Transportation Safety Highlighted During National Safety Month
June 05, 2015
FOR IMMEDIATE RELEASE
June 5, 2015
Contact: Communications Office
~ Encouraging good driving practices starting with teens ~
TALLAHASSEE—In recognition of June as National Safety Month, the Florida Department of Health is helping to raise awareness about transportation safety. This year's theme, What I Live For, aims to reduce the leading causes of injury and death at work, on the road and in our homes and communities. According to the Centers for Disease Control, in 2013 Florida's age-adjusted injury death rate for unintentional motor vehicle injury was 12.46 percent per 100,000 people.
"Responsible driving habits keep our communities safe and healthy for everyone," said State Surgeon General and Secretary of Health Dr. John Armstrong. "It is especially important for adults to model safe-driving skills for our future drivers."
To reduce your risk of transportation-related injury the National Safety Council recommends:
- Designating a sober driver or making other transportation arrangements;

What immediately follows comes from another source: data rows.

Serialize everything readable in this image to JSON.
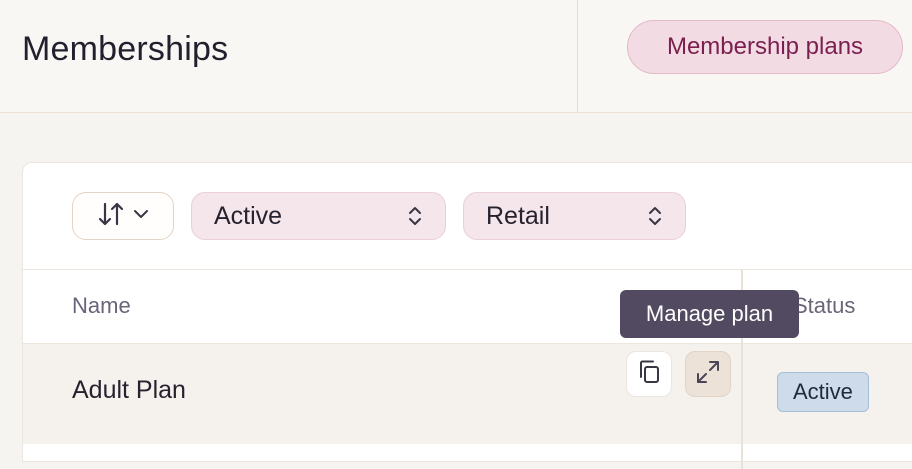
{
  "header": {
    "title": "Memberships",
    "plans_button": "Membership plans"
  },
  "filters": {
    "sort_icon": "sort-arrows-icon",
    "status_select": "Active",
    "type_select": "Retail"
  },
  "table": {
    "columns": [
      "Name",
      "Status"
    ],
    "rows": [
      {
        "name": "Adult Plan",
        "status": "Active"
      }
    ]
  },
  "row_actions": {
    "copy_icon": "copy-icon",
    "expand_icon": "expand-icon",
    "tooltip": "Manage plan"
  },
  "colors": {
    "accent": "#7a1f4f",
    "accent_bg": "#f3dbe3",
    "badge_bg": "#cddbeb",
    "tooltip_bg": "#514a61"
  }
}
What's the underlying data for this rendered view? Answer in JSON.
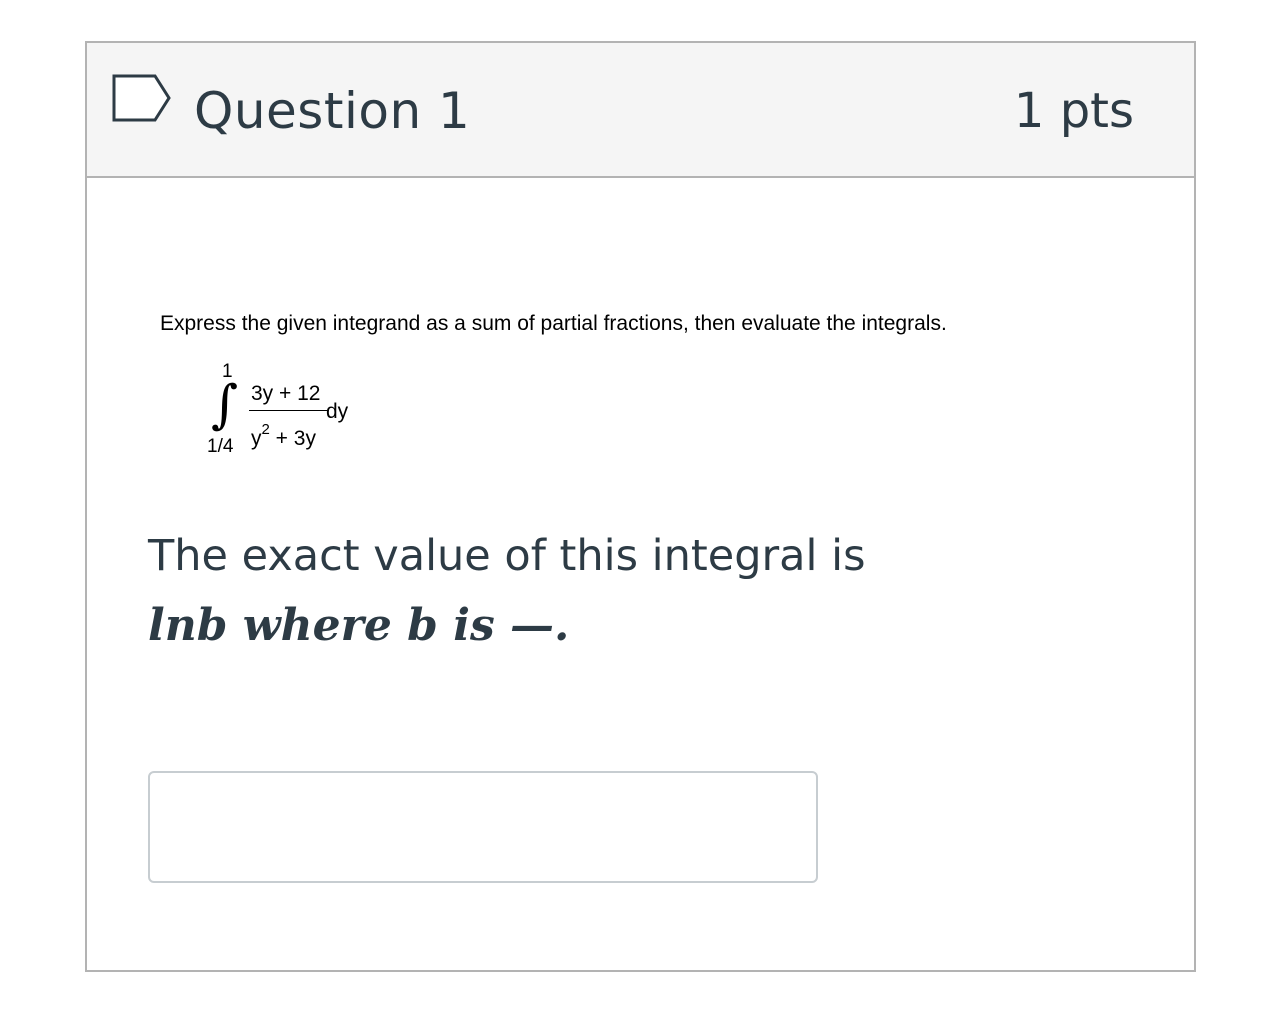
{
  "question": {
    "title": "Question 1",
    "points": "1 pts",
    "flag_icon": "question-flag-icon"
  },
  "problem": {
    "instruction": "Express the given integrand as a sum of partial fractions, then evaluate the integrals.",
    "integral": {
      "upper_limit": "1",
      "lower_limit": "1/4",
      "sign": "∫",
      "numerator": "3y + 12",
      "denominator_base": "y",
      "denominator_exponent": "2",
      "denominator_rest": " + 3y",
      "differential": "dy"
    }
  },
  "prompt": {
    "line1": "The exact value of this integral is",
    "line2": "lnb where b is —."
  },
  "answer": {
    "value": "",
    "placeholder": ""
  },
  "colors": {
    "header_background": "#f5f5f5",
    "border": "#b3b3b3",
    "text_primary": "#2d3b45",
    "flag_outline": "#2d3b45",
    "input_border": "#c7cdd1"
  }
}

- Driving the appropriate speed for conditions. It's more important to arrive safely than five minutes early;
- Getting plenty of sleep before you drive and scheduling regular breaks to avoid getting tired;
- Avoiding using your cell phone while driving, even a hands-free device causes distraction; and
- Practicing with your teen, even after he or she is licensed. Parental involvement reduces teens' crash risks.
"Florida is now the third largest state in the country. And along with 97 million tourists that visit annually, more people are driving, walking, and cycling than ever before," said Florida Department of Transportation Secretary Jim Boxold. "FDOT is committed to increasing awareness and improving the safety of all road users. We all have a role in this effort. I encourage every resident and visitor to follow traffic laws, to avoid distractions, and to share the road safely with others…because Safety Doesn't Happen By Accident!"
According to the National Safety Council, half of teens will be involved in a crash before graduating from high school. In order to help empower teen leaders to address the issues impacting safe driving practice in their communities the department is participating in the 2015 Florida Teen Safe Driving Coalition Student Leadership Academy. The key focus areas this year are buckle up, don't drink and drive, and never text and drive. More information on this year's event in St. Petersburg, Florida can be found at www.floridasadd.org/leadership-academy-2015/.
The department works to protect, promote and improve the health of all people in Florida through integrated state, county and community efforts.